# Exercise:
Every line of the data is to be retyped exactly.

# Entries shown:
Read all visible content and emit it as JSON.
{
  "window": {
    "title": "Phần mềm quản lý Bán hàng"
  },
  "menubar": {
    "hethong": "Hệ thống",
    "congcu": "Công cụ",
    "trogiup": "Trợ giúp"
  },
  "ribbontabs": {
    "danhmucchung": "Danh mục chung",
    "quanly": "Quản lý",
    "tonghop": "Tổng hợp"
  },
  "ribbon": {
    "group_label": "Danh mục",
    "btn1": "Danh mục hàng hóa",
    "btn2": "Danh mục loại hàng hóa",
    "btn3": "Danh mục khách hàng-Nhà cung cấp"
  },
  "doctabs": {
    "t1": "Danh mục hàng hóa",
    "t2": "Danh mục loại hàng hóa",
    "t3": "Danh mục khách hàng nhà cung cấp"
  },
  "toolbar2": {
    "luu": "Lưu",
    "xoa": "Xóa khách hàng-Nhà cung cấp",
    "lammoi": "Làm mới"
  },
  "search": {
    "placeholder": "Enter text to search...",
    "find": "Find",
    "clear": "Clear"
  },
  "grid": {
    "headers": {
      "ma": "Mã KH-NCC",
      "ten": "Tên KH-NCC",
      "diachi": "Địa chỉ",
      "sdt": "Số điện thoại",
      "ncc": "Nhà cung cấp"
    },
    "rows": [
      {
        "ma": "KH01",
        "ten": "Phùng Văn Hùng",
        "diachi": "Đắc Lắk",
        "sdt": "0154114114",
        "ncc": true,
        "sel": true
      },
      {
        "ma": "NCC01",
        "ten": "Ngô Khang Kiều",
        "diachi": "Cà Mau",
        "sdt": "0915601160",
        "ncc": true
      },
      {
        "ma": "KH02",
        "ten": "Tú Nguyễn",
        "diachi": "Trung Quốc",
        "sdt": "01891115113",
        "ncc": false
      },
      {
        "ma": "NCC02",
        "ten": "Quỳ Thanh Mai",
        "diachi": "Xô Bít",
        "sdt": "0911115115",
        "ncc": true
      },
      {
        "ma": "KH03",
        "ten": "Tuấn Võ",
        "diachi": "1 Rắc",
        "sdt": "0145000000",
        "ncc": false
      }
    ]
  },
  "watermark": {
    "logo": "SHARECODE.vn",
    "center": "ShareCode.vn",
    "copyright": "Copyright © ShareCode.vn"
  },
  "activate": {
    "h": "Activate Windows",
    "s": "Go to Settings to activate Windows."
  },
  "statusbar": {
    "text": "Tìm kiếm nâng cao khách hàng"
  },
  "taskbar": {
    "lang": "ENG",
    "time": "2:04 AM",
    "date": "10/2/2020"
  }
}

# Result below:
Read all visible content and emit it as JSON.
{
  "window": {
    "title": "Phần mềm quản lý Bán hàng"
  },
  "menubar": {
    "hethong": "Hệ thống",
    "congcu": "Công cụ",
    "trogiup": "Trợ giúp"
  },
  "ribbontabs": {
    "danhmucchung": "Danh mục chung",
    "quanly": "Quản lý",
    "tonghop": "Tổng hợp"
  },
  "ribbon": {
    "group_label": "Danh mục",
    "btn1": "Danh mục hàng hóa",
    "btn2": "Danh mục loại hàng hóa",
    "btn3": "Danh mục khách hàng-Nhà cung cấp"
  },
  "doctabs": {
    "t1": "Danh mục hàng hóa",
    "t2": "Danh mục loại hàng hóa",
    "t3": "Danh mục khách hàng nhà cung cấp"
  },
  "toolbar2": {
    "luu": "Lưu",
    "xoa": "Xóa khách hàng-Nhà cung cấp",
    "lammoi": "Làm mới"
  },
  "search": {
    "placeholder": "Enter text to search...",
    "find": "Find",
    "clear": "Clear"
  },
  "grid": {
    "headers": {
      "ma": "Mã KH-NCC",
      "ten": "Tên KH-NCC",
      "diachi": "Địa chỉ",
      "sdt": "Số điện thoại",
      "ncc": "Nhà cung cấp"
    },
    "rows": [
      {
        "ma": "KH01",
        "ten": "Phùng Văn Hùng",
        "diachi": "Đắc Lắk",
        "sdt": "0154114114",
        "ncc": true,
        "sel": true
      },
      {
        "ma": "NCC01",
        "ten": "Ngô Khang Kiều",
        "diachi": "Cà Mau",
        "sdt": "0915601160",
        "ncc": true
      },
      {
        "ma": "KH02",
        "ten": "Tú Nguyễn",
        "diachi": "Trung Quốc",
        "sdt": "01891115113",
        "ncc": false
      },
      {
        "ma": "NCC02",
        "ten": "Quỳ Thanh Mai",
        "diachi": "Xô Bít",
        "sdt": "0911115115",
        "ncc": true
      },
      {
        "ma": "KH03",
        "ten": "Tuấn Võ",
        "diachi": "1 Rắc",
        "sdt": "0145000000",
        "ncc": false
      }
    ]
  },
  "watermark": {
    "logo": "SHARECODE.vn",
    "center": "ShareCode.vn",
    "copyright": "Copyright © ShareCode.vn"
  },
  "activate": {
    "h": "Activate Windows",
    "s": "Go to Settings to activate Windows."
  },
  "statusbar": {
    "text": "Tìm kiếm nâng cao khách hàng"
  },
  "taskbar": {
    "lang": "ENG",
    "time": "2:04 AM",
    "date": "10/2/2020"
  }
}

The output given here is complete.